On April 28, Professor Samuel Watson of the United State Military Academy spoke about Andrew Jackson and contemporaneous civil-military relations. Professor Watson began by characterizing the two opposing models of civilian-military relations in American history. On the one hand, a viable model was found in generals taking the liberty to act as they saw fit under loose constraints. On the other--arising to become the dominant tradition--was a model in which military operations were bound by strict civilian authority. Jackson, Professor Watson argued, is emblematic of the former model.

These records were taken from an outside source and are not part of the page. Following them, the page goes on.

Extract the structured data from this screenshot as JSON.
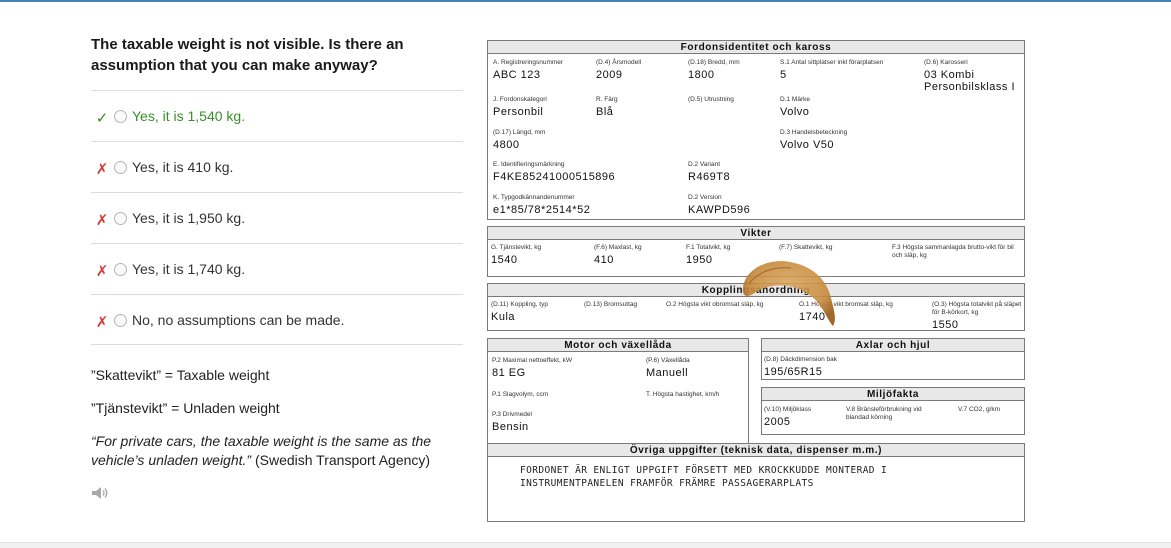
{
  "question": "The taxable weight is not visible. Is there an assumption that you can make anyway?",
  "options": [
    {
      "label": "Yes, it is 1,540 kg.",
      "mark": "✓"
    },
    {
      "label": "Yes, it is 410 kg.",
      "mark": "✗"
    },
    {
      "label": "Yes, it is 1,950 kg.",
      "mark": "✗"
    },
    {
      "label": "Yes, it is 1,740 kg.",
      "mark": "✗"
    },
    {
      "label": "No, no assumptions can be made.",
      "mark": "✗"
    }
  ],
  "notes": {
    "skattevikt": "”Skattevikt” = Taxable weight",
    "tjanstevikt": "”Tjänstevikt” = Unladen weight",
    "quote": "“For private cars, the taxable weight is the same as the vehicle’s unladen weight.”",
    "source": " (Swedish Transport Agency)"
  },
  "icons": {
    "audio": "speaker-icon",
    "correct": "check-icon",
    "wrong": "cross-icon"
  },
  "colors": {
    "correct": "#3a8f2a",
    "wrong": "#d43b3b",
    "topbar": "#4a7fb5"
  },
  "doc": {
    "identity": {
      "title": "Fordonsidentitet och kaross",
      "reg_label": "A. Registreringsnummer",
      "reg": "ABC 123",
      "year_label": "(D.4) Årsmodell",
      "year": "2009",
      "width_label": "(D.18) Bredd, mm",
      "width": "1800",
      "seats_label": "S.1 Antal sittplatser inkl förarplatsen",
      "seats": "5",
      "body_label": "(D.6) Karosseri",
      "body1": "03 Kombi",
      "body2": "Personbilsklass I",
      "category_label": "J. Fordonskategori",
      "category": "Personbil",
      "color_label": "R. Färg",
      "color": "Blå",
      "equipment_label": "(D.5) Utrustning",
      "make_label": "D.1 Märke",
      "make": "Volvo",
      "length_label": "(D.17) Längd, mm",
      "length": "4800",
      "tradename_label": "D.3 Handelsbeteckning",
      "tradename": "Volvo V50",
      "vin_label": "E. Identifieringsmärkning",
      "vin": "F4KE85241000515896",
      "variant_label": "D.2 Variant",
      "variant": "R469T8",
      "approval_label": "K. Typgodkännandenummer",
      "approval": "e1*85/78*2514*52",
      "version_label": "D.2 Version",
      "version": "KAWPD596"
    },
    "weights": {
      "title": "Vikter",
      "unladen_label": "G. Tjänstevikt, kg",
      "unladen": "1540",
      "maxload_label": "(F.6) Maxlast, kg",
      "maxload": "410",
      "total_label": "F.1 Totalvikt, kg",
      "total": "1950",
      "taxable_label": "(F.7) Skattevikt, kg",
      "combined_label": "F.3 Högsta sammanlagda brutto-vikt för bil och släp, kg"
    },
    "coupling": {
      "title": "Kopplingsanordning",
      "type_label": "(D.11) Koppling, typ",
      "type": "Kula",
      "brake_label": "(D.13) Bromsuttag",
      "unbraked_label": "O.2 Högsta vikt obromsat släp, kg",
      "braked_label": "O.1 Högsta vikt bromsat släp, kg",
      "braked": "1740",
      "bcard_label": "(O.3) Högsta totalvikt på släpet för B-körkort, kg",
      "bcard": "1550"
    },
    "engine": {
      "title": "Motor och växellåda",
      "power_label": "P.2 Maximal nettoeffekt, kW",
      "power": "81 EG",
      "gearbox_label": "(P.6) Växellåda",
      "gearbox": "Manuell",
      "volume_label": "P.1 Slagvolym, ccm",
      "speed_label": "T. Högsta hastighet, km/h",
      "fuel_label": "P.3 Drivmedel",
      "fuel": "Bensin"
    },
    "axles": {
      "title": "Axlar och hjul",
      "tyre_label": "(D.8) Däckdimension bak",
      "tyre": "195/65R15"
    },
    "environment": {
      "title": "Miljöfakta",
      "class_label": "(V.10) Miljöklass",
      "class": "2005",
      "consumption_label": "V.8 Bränsleförbrukning vid blandad körning",
      "co2_label": "V.7 CO2, g/km"
    },
    "other": {
      "title": "Övriga uppgifter (teknisk data, dispenser m.m.)",
      "line1": "FORDONET ÄR ENLIGT UPPGIFT FÖRSETT MED KROCKKUDDE MONTERAD I",
      "line2": "INSTRUMENTPANELEN FRAMFÖR FRÄMRE PASSAGERARPLATS"
    }
  }
}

While shirking oversight from civilian control, Jackson himself conducted military operations in the manner he saw fit. On occasion, Jackson not only steered his forces away from oversight but assumed powers normally the prerogative of the government. For example, Professor Watson said, Jackson relocated several groups on numerous circumstances; in one case, even relocating a portion of New Orleans' population he thought in collusion with Spain. Jackson's imperious style left America with little appetite for military mavericks.